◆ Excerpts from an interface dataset
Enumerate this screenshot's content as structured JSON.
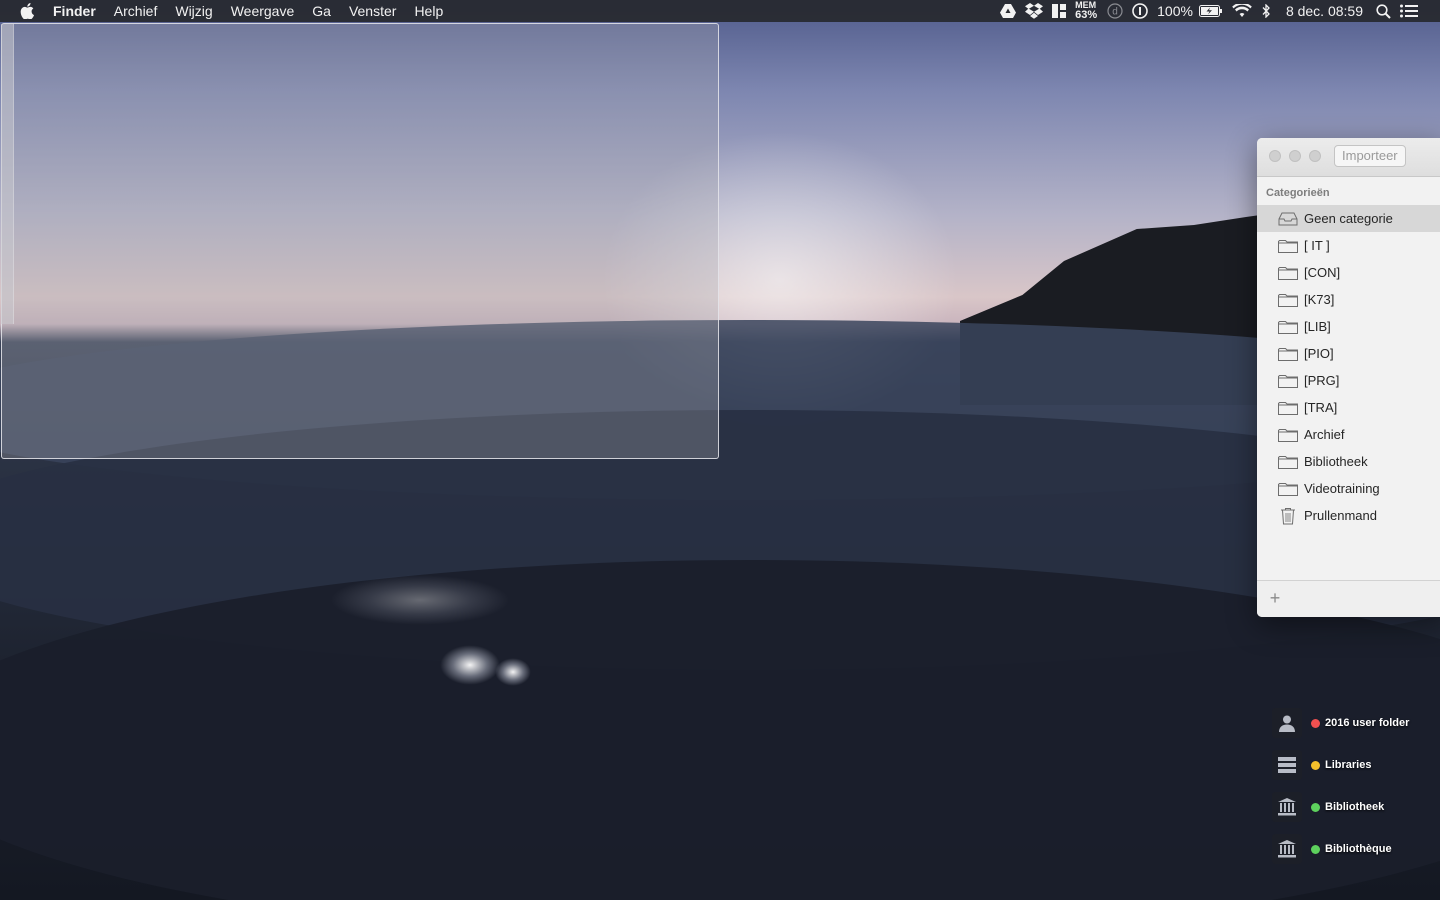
{
  "menubar": {
    "app_name": "Finder",
    "items": [
      "Archief",
      "Wijzig",
      "Weergave",
      "Ga",
      "Venster",
      "Help"
    ],
    "status": {
      "mem_label": "MEM",
      "mem_value": "63%",
      "battery": "100%",
      "clock": "8 dec. 08:59"
    },
    "icons": [
      "google-drive-icon",
      "dropbox-icon",
      "fantastical-icon",
      "mem-meter",
      "dash-icon",
      "1password-icon",
      "battery-icon",
      "wifi-icon",
      "bluetooth-icon",
      "spotlight-icon",
      "notification-center-icon"
    ]
  },
  "importer": {
    "import_button": "Importeer",
    "section_header": "Categorieën",
    "categories": [
      {
        "label": "Geen categorie",
        "icon": "inbox-icon",
        "selected": true
      },
      {
        "label": "[ IT ]",
        "icon": "folder-icon"
      },
      {
        "label": "[CON]",
        "icon": "folder-icon"
      },
      {
        "label": "[K73]",
        "icon": "folder-icon"
      },
      {
        "label": "[LIB]",
        "icon": "folder-icon"
      },
      {
        "label": "[PIO]",
        "icon": "folder-icon"
      },
      {
        "label": "[PRG]",
        "icon": "folder-icon"
      },
      {
        "label": "[TRA]",
        "icon": "folder-icon"
      },
      {
        "label": "Archief",
        "icon": "folder-icon"
      },
      {
        "label": "Bibliotheek",
        "icon": "folder-icon"
      },
      {
        "label": "Videotraining",
        "icon": "folder-icon"
      },
      {
        "label": "Prullenmand",
        "icon": "trash-icon"
      }
    ],
    "add_label": "+"
  },
  "desktop": {
    "items": [
      {
        "label": "2016 user folder",
        "icon": "user-folder-icon",
        "tag_color": "#f05050"
      },
      {
        "label": "Libraries",
        "icon": "server-icon",
        "tag_color": "#f5c02c"
      },
      {
        "label": "Bibliotheek",
        "icon": "library-icon",
        "tag_color": "#5dd15d"
      },
      {
        "label": "Bibliothèque",
        "icon": "library-icon",
        "tag_color": "#5dd15d"
      }
    ]
  },
  "colors": {
    "menubar_bg": "#26282e",
    "selection": "#d7d7d7"
  }
}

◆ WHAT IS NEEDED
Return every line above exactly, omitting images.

◆ WRITTEN ANSWER
Enumerate this screenshot's content as structured JSON.
{
  "menubar": {
    "app_name": "Finder",
    "items": [
      "Archief",
      "Wijzig",
      "Weergave",
      "Ga",
      "Venster",
      "Help"
    ],
    "status": {
      "mem_label": "MEM",
      "mem_value": "63%",
      "battery": "100%",
      "clock": "8 dec. 08:59"
    },
    "icons": [
      "google-drive-icon",
      "dropbox-icon",
      "fantastical-icon",
      "mem-meter",
      "dash-icon",
      "1password-icon",
      "battery-icon",
      "wifi-icon",
      "bluetooth-icon",
      "spotlight-icon",
      "notification-center-icon"
    ]
  },
  "importer": {
    "import_button": "Importeer",
    "section_header": "Categorieën",
    "categories": [
      {
        "label": "Geen categorie",
        "icon": "inbox-icon",
        "selected": true
      },
      {
        "label": "[ IT ]",
        "icon": "folder-icon"
      },
      {
        "label": "[CON]",
        "icon": "folder-icon"
      },
      {
        "label": "[K73]",
        "icon": "folder-icon"
      },
      {
        "label": "[LIB]",
        "icon": "folder-icon"
      },
      {
        "label": "[PIO]",
        "icon": "folder-icon"
      },
      {
        "label": "[PRG]",
        "icon": "folder-icon"
      },
      {
        "label": "[TRA]",
        "icon": "folder-icon"
      },
      {
        "label": "Archief",
        "icon": "folder-icon"
      },
      {
        "label": "Bibliotheek",
        "icon": "folder-icon"
      },
      {
        "label": "Videotraining",
        "icon": "folder-icon"
      },
      {
        "label": "Prullenmand",
        "icon": "trash-icon"
      }
    ],
    "add_label": "+"
  },
  "desktop": {
    "items": [
      {
        "label": "2016 user folder",
        "icon": "user-folder-icon",
        "tag_color": "#f05050"
      },
      {
        "label": "Libraries",
        "icon": "server-icon",
        "tag_color": "#f5c02c"
      },
      {
        "label": "Bibliotheek",
        "icon": "library-icon",
        "tag_color": "#5dd15d"
      },
      {
        "label": "Bibliothèque",
        "icon": "library-icon",
        "tag_color": "#5dd15d"
      }
    ]
  },
  "colors": {
    "menubar_bg": "#26282e",
    "selection": "#d7d7d7"
  }
}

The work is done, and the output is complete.